Analysts Continue To See Sprint, T-Mobile Merger As Increasingly Unlikely
Well, it’s been a little over a week since we’ve had any stories about T-Mobile and XXXX as a target for a potential buyout or merger. That’s good news (though not a record) and analysts continue to express doubts that a deal with Sprint is likely given T-Mobile’s “revival” and Sprint’s 4G network upgrade.
Craig Moffett, of Moffett Research is just one of a many wireless analysts throwing a wrench in the idea that T-Mobile and Sprint are likely merger candidates.

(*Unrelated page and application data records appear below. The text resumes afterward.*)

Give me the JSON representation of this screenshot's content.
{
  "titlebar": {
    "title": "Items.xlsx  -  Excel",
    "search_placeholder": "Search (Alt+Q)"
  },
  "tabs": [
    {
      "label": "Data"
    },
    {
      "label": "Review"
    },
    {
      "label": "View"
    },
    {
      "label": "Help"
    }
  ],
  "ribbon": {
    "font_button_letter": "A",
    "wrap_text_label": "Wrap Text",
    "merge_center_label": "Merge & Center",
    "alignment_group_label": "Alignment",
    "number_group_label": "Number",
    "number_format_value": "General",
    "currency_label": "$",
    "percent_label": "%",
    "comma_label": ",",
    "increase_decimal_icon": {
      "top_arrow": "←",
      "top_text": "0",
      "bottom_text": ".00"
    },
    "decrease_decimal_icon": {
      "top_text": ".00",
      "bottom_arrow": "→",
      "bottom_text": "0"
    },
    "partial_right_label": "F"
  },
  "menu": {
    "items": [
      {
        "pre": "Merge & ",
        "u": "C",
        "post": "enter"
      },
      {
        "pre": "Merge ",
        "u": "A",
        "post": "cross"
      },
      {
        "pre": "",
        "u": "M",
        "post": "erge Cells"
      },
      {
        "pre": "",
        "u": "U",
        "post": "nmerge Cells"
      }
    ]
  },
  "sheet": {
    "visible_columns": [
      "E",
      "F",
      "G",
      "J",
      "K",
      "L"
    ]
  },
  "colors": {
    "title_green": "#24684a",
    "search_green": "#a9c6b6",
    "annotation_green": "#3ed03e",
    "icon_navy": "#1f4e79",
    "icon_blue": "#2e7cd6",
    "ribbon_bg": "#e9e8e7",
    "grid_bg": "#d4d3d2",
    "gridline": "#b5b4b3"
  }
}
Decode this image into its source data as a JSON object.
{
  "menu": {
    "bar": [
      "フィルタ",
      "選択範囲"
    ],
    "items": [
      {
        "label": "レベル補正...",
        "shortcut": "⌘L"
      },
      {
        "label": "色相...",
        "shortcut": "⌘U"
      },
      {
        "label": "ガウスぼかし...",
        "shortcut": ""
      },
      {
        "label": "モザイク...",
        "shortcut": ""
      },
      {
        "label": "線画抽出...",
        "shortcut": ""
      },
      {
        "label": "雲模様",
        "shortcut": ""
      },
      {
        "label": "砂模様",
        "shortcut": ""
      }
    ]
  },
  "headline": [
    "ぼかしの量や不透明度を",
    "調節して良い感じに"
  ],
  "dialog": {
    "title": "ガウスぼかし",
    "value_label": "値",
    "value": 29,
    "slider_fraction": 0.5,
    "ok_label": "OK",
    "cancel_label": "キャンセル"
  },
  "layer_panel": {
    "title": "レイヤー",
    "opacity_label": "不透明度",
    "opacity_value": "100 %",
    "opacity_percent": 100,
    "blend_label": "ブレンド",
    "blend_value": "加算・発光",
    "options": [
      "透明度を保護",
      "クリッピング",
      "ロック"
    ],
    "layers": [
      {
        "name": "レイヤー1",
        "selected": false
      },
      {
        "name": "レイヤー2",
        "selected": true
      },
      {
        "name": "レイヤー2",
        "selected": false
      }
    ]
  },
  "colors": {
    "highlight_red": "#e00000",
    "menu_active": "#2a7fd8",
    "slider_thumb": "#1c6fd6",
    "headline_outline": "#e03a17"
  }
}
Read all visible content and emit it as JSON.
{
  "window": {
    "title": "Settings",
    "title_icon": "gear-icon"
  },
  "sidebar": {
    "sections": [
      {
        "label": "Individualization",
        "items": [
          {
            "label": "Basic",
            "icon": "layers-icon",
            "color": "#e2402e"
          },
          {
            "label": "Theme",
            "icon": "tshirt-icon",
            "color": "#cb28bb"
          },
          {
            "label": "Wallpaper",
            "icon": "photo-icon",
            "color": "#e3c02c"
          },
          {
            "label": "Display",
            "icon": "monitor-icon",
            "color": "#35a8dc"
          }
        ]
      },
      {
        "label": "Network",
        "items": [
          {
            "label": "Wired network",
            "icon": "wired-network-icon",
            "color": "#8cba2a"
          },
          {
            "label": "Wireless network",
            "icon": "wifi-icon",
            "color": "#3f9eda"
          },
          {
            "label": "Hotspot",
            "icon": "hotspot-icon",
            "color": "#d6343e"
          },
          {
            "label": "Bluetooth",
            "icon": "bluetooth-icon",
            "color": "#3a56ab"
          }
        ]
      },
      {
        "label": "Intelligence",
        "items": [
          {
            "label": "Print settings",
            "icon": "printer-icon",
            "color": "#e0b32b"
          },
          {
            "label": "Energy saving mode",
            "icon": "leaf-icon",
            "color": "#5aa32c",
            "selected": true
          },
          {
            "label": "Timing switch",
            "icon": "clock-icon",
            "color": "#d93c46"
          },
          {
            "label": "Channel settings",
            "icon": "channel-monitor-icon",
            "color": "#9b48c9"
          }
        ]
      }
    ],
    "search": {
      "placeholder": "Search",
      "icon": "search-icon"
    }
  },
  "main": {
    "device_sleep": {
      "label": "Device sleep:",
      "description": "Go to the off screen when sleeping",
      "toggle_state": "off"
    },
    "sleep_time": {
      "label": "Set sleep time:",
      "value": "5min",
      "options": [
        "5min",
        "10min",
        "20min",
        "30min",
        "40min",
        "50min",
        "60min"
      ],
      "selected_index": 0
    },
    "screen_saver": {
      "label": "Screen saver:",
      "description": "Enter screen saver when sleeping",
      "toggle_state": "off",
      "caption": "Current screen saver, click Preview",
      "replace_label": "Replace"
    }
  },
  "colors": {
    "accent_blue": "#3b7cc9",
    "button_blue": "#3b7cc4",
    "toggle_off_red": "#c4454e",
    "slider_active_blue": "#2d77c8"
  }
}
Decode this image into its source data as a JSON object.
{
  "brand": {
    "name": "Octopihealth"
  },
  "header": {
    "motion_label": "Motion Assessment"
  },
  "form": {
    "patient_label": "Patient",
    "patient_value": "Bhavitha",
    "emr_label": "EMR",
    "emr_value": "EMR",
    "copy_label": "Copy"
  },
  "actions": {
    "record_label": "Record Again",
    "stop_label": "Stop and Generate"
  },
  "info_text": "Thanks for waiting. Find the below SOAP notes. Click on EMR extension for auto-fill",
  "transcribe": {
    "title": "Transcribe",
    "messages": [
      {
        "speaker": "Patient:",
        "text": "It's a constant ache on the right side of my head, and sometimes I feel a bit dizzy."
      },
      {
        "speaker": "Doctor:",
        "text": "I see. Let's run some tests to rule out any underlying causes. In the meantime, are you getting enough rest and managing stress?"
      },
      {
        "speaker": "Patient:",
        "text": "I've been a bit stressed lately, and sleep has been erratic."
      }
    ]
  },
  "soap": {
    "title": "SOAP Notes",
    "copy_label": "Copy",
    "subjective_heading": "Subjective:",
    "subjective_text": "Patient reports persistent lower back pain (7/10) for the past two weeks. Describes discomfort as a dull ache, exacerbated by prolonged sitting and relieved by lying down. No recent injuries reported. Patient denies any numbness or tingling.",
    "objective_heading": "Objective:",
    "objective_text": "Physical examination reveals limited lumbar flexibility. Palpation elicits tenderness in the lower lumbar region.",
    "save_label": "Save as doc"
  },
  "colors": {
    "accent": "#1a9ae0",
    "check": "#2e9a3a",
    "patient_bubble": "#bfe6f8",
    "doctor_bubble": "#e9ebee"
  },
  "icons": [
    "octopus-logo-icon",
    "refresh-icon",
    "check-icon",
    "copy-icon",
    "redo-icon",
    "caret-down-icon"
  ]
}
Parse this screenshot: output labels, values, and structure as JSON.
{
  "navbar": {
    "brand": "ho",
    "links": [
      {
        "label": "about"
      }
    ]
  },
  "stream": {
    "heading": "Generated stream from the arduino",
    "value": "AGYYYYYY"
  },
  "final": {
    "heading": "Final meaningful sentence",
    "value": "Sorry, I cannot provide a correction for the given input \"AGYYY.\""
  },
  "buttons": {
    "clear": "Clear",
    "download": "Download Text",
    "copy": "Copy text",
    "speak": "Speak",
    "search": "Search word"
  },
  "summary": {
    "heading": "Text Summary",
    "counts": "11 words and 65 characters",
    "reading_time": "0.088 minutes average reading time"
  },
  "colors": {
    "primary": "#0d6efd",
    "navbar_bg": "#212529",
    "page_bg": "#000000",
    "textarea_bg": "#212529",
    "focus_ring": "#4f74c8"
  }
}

“The DOJ has made it abundantly clear that they want four (national) players, not three,” Moffett told IBD. “T-Mobile’s resurgence can only make the DOJ’s stance that much more definitive…Sprint’s capital spending is soaring and T-Mobile is undercutting everyone else’s pricing. Why would (regulators) do anything to compromise that? The view in Washington is, ‘If it ain’t broke, don’t fix it.'”
Echoing Moffetts thoughts is Paul Gallant, an analyst at Guggenheim Partners who agrees that “the recent actions of Sprint and T-Mobile are likely to reinforce regulators’ instincts to preserve a four-player wireless market.
Gallant goes on to say in a research report that T-Mobile’s aggressive pricing and new phone upgrades are the exact kind of “pro-competition” moves regulators want. As for Sprint, their recent price cut on unlimited data services will find favor with regulators further reinforcing the need for a national market of four-carriers.
USB analyst John Hodulik, whom we reported on August 15th speculating about the future of T-Mobile and Sprint, talked to Investors Business Daily via email and echoed the thoughts of his analyst colleagues:
“If all four carriers are doing well, it will make it hard for Sprint and T-Mobile to merge under this administration,” UBS analyst John Hodulik told IBD via e-mail. “(T-Mobile) would have to lose momentum and go downhill for it to happen.”
In other words, both T-Mobile and/or Sprint would have to quickly reverse their newfound fortunes before even contemplating a move and even then, it might be tough to convince regulators a three-carrier solution is best for consumers.